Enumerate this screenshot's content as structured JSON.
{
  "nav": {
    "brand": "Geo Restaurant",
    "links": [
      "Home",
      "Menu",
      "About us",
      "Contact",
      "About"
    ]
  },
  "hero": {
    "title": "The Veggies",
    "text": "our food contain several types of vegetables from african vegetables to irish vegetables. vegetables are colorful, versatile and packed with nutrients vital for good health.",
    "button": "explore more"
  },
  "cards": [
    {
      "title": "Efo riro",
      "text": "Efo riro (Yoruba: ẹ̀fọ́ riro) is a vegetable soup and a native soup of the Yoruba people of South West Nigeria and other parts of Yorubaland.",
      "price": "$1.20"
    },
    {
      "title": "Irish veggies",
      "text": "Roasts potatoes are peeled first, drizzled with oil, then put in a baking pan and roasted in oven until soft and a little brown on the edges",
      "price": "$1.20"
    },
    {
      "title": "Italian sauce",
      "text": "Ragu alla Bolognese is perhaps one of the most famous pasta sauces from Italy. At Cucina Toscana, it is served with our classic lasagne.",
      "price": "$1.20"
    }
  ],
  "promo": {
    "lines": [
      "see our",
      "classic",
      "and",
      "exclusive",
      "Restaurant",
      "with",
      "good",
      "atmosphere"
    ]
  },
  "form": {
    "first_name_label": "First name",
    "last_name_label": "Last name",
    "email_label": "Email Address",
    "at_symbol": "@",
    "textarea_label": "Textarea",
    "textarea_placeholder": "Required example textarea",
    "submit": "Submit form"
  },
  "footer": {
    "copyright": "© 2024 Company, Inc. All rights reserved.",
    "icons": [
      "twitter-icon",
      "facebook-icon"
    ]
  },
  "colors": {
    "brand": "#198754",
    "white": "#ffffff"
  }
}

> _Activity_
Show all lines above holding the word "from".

> _Worked solution_
    "text": "our food contain several types of vegetables from african vegetables to irish vegetables. vegetables are colorful, versatile and packed with nutrients vital for good health.",
      "text": "Ragu alla Bolognese is perhaps one of the most famous pasta sauces from Italy. At Cucina Toscana, it is served with our classic lasagne.",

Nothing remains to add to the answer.